L4 refers to the highest level of support in a business hierarchy. This is a form of escalation customer service that may include consultants, third-party experts, vendors, and product architects. In many cases, tier four addresses component issues not even serviced by your organization, as vendor-supplied support staff will come in to perform root cause analysis and code-level investigations.

L1, L2, and L3 support: a comparison

L1, L2, and L3 support work together to create a robust and efficient support system that effectively addresses customer issues and ensures seamless operations. Through the proper division of labor, you can efficiently leverage the strengths of each support tier, allowing your organization to provide comprehensive support coverage and deliver exceptional customer experiences.

For a more in-depth comparison of the L1, L2, and L3 support responsibilities, refer to the following chart:

Support Level

L1 Support

L2 Support

L3 Support


Frontline support makes the first point of contact with users

Intermediate support that handles advanced troubleshooting and issue resolution

Advanced support that offers specialized expertise and problem management


Basic ticket triage, initial troubleshooting, and issue resolution

In-depth troubleshooting, analysis, and resolution of complex issues. Will escalate unresolved cases

Specialized technical expertise, complex problem management, root cause analysis, proactive monitoring, and performance optimization

Skills Required

Basic technical knowledge, strong customer service skills

Strong technical knowledge, problem-solving skills, and the ability to work with advanced tools

Deep technical expertise in specific areas, extensive troubleshooting, and problem-solving skills

Typical Issues

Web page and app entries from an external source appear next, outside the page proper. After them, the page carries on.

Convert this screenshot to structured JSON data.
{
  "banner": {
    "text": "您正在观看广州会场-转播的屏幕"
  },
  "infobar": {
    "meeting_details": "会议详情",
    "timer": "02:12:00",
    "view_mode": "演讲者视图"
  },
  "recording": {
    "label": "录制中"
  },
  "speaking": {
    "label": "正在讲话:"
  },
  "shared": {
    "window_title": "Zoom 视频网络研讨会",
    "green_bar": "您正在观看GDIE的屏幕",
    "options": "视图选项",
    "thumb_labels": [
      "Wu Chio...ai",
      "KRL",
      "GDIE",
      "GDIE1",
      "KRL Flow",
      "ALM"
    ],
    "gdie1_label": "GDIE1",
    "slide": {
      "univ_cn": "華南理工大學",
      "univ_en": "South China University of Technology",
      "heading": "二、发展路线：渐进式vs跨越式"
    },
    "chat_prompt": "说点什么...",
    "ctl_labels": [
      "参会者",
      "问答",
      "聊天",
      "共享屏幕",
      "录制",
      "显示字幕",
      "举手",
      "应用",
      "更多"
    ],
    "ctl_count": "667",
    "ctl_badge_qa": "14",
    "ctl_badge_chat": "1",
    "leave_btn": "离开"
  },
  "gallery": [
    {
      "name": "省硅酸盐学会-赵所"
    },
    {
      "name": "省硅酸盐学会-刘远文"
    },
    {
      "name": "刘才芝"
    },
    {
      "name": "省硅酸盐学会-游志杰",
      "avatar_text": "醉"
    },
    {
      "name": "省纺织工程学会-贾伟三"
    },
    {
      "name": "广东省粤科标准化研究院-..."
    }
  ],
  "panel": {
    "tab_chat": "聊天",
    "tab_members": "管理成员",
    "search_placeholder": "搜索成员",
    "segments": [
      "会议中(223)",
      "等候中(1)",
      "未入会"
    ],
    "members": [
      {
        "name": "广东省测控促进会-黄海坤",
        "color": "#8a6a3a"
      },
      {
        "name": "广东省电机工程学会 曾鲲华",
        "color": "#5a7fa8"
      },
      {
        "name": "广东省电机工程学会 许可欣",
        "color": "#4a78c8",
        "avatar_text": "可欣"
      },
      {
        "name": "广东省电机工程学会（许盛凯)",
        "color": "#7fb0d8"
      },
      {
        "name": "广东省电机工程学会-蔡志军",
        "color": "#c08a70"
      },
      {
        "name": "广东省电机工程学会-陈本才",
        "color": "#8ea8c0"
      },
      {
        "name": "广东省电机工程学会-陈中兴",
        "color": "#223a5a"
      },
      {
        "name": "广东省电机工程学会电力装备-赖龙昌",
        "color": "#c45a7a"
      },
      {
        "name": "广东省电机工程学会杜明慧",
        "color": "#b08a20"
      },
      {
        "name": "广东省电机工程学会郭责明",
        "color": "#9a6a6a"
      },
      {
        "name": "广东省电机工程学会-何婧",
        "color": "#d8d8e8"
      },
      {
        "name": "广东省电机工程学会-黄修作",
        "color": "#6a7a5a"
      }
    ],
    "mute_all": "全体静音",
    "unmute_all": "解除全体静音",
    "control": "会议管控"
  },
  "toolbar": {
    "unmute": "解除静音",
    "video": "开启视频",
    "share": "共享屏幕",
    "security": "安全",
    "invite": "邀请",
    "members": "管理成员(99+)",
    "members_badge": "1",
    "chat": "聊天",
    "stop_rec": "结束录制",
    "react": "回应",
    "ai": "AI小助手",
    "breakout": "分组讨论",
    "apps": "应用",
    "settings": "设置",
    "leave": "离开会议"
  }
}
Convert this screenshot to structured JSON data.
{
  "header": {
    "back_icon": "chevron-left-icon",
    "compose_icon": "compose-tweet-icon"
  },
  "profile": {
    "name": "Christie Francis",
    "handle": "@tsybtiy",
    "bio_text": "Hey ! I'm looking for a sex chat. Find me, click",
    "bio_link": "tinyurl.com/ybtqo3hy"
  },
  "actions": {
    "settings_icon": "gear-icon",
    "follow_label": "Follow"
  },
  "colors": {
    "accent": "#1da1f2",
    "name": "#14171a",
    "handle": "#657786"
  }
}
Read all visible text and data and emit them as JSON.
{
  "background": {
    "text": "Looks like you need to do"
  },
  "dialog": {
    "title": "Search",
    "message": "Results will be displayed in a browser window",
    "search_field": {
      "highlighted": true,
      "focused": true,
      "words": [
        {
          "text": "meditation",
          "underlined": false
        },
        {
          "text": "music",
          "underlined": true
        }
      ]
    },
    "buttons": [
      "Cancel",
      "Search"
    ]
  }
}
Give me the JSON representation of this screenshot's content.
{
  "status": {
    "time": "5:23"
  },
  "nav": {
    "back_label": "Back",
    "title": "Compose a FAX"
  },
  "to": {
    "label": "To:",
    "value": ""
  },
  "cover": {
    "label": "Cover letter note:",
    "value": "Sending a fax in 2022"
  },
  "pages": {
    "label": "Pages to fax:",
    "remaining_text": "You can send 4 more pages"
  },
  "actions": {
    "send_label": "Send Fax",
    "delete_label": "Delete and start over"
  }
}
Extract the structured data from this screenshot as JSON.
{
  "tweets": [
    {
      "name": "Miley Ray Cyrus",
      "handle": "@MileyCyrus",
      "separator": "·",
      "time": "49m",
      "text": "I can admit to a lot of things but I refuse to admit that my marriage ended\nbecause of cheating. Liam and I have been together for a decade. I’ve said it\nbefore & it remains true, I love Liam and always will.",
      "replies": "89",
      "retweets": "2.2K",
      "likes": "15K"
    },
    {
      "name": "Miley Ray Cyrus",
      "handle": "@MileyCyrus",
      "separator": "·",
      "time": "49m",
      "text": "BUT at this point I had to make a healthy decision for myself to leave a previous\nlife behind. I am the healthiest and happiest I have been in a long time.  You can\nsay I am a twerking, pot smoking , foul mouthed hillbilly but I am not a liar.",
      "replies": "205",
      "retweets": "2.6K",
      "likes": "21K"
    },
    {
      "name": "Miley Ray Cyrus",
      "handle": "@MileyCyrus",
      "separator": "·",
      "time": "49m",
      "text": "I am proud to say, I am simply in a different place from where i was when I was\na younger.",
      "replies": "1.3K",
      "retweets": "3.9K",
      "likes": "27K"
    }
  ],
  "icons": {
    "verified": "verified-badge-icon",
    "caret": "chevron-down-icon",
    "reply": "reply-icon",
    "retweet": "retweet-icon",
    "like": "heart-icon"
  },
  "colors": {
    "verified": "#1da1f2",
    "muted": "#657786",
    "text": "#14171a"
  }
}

Simple user inquiries, basic software and hardware problems, password resets

Advanced software and hardware issues, network configuration problems, system errors

System failures, network outages, security breaches, advanced debugging

SLA (Service Level Agreement)

Quick response and resolution times, typically measured in hours

Faster response and resolution times compared to L1, typically measured in hours or days

Highest priority, fastest response and resolution times, typically measured in minutes or hours

Escalation Point

Escalates unresolved cases to L2 support

Escalates unresolved cases to L3 support

May escalate cases to vendors, developers, or external experts if necessary


Basic technical training, product knowledge, customer service skills

Advanced technical training, specialized certifications, product knowledge

Extensive technical training, advanced certifications, specialization in specific technologies or systems

If you need help elevating your customer service and IT support, connect with our expert technicians to develop robust support tiers that better address customer inquiries and improve satisfaction levels. Connect with us to get started.

Written bySenior Business & Tech Editor

Since 2011, Dmitri has been helping business readers navigate the technology market through expert analysis and editorial work. At EPAM Startups & SMBs, Dmitri shows startups and SMBs across industries how to drive business value from their software engineering investments.

Since 2011, Dmitri has been helping business readers navigate the technology market through expert analysis and editorial work. At EPAM Startups & SMBs, Dmitri shows startups and SMBs across industries how to drive business value from their software engineering investments.